:: Supplied information ::

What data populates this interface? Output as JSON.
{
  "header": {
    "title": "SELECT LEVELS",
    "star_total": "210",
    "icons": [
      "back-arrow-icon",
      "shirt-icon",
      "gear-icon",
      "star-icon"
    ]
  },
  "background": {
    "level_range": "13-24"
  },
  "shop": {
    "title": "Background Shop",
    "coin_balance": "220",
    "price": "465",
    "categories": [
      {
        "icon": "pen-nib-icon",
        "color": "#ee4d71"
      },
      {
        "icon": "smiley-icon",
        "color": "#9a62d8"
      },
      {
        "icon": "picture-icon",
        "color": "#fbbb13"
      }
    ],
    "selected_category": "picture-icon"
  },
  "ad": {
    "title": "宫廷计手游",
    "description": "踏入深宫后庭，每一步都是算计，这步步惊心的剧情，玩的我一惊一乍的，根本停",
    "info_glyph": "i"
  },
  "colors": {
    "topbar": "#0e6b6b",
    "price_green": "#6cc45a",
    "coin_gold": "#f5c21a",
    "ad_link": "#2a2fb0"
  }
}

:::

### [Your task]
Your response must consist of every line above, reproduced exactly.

### [Result of this task]
What data populates this interface? Output as JSON.
{
  "header": {
    "title": "SELECT LEVELS",
    "star_total": "210",
    "icons": [
      "back-arrow-icon",
      "shirt-icon",
      "gear-icon",
      "star-icon"
    ]
  },
  "background": {
    "level_range": "13-24"
  },
  "shop": {
    "title": "Background Shop",
    "coin_balance": "220",
    "price": "465",
    "categories": [
      {
        "icon": "pen-nib-icon",
        "color": "#ee4d71"
      },
      {
        "icon": "smiley-icon",
        "color": "#9a62d8"
      },
      {
        "icon": "picture-icon",
        "color": "#fbbb13"
      }
    ],
    "selected_category": "picture-icon"
  },
  "ad": {
    "title": "宫廷计手游",
    "description": "踏入深宫后庭，每一步都是算计，这步步惊心的剧情，玩的我一惊一乍的，根本停",
    "info_glyph": "i"
  },
  "colors": {
    "topbar": "#0e6b6b",
    "price_green": "#6cc45a",
    "coin_gold": "#f5c21a",
    "ad_link": "#2a2fb0"
  }
}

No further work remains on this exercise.